My question for you is why? Did I meet her, and not realise the seriousness of her situation? Possibly.
Was she attending another service? Possibly.
However, my belief is that 2 year old Melissa is being missed until she is old enough to display behaviours of notice.
I think I did see Melissa in the waiting room, a younger sister of a troubled young person, but she was not referred to me or did not meet the criteria for help yet.
To me this is why giving young people the best start in life during these early years is so important, because we are missing these babies.
We know that a secure attachment can provide resilience against stressors and that a lack of a secure attachment is correlated with a range of difficulties later in life.
We know that the more adverse childhood events a child experiences the worse their mental and physical health outcomes are.
This is the age range we need to be focusing our resources on.
I hope by the time my career ends there will be more effective prevention measures in place and children in Melissa’s situation will not live such traumatic lives.
We know a lot to help us with this goal, we know a secure attachment provides resilience against life stress and we know new parents need support.
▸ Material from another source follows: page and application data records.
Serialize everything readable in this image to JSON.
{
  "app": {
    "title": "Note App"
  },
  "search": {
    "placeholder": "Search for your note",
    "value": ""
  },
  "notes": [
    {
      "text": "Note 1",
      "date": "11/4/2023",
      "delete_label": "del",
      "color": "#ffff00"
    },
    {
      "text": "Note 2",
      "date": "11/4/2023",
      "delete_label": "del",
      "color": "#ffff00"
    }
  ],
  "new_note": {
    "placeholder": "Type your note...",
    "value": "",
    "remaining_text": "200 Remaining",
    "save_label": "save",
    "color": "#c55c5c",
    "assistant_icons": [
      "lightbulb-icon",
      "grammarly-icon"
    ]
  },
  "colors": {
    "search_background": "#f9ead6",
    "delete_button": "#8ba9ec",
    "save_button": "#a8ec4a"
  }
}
Having small children myself, I know new parents need A LOT of support.
We know for a child to have a secure attachment which is a protective factor providing resilience they need sensitive, cooperative, available and accepting parents or caregivers.
We need programs which focus on building relationships, connections and bonds whose main goal is to foster love.
My belief is that it is through innovation and the use of new technologies that more families will be reached.
We need assessments to identify Melissa before she is even born.
We need to make services for new parents easily accessible and free.
The results from my PhD research have demonstrated how little time parents have and how much programs need to incorporate the reality that often the only time parents have is when their baby has a short nap.
We need a range of programs that fit with the range of difficulties new parents face.
We need to support parents who have mental illness.
We need to reach out to Dad’s, Grandparents, Aunties and Uncles, and foster carers and ensure they are included in the process and services can support them as well.
We need to teach parents about attachment, so they realise the importance of the relationship they build with their child.
One last point, I want to acknowledge all the great work of all mental health professionals.
I am sure many people reading this will have worked with someone like Melissa or Melissa’s parents or prevented a family from deteriorating to this point.
I think any acknowledgement of the many lives who are saved or improved by our work is incredibly important because it helps us keep going when we are often up against financial and organisational barriers.
Support for parents and young children
Parentline 1300 30 1300 https://www.parentline.com.au/
Playgroup Qld https://www.playgroupqld.com.au/
Triple P Parenting Program https://www.triplep-parenting.net.au/qld-uken/triple-p/
Raising Children Network https://raisingchildren.net.au/
Australian Association for Infant Mental Health https://www.aaimhi.org/
The Open Minds Mental Health Hub at Morayfield: https://openminds.org.au/morayfield
Peach Tree Perinatal: https://peachtree.org.au/
Better Bonds free online program: https://betterbonds.com.au/
University of Sunshine Coast Clinical Trials: https://www.usc.edu.au/trials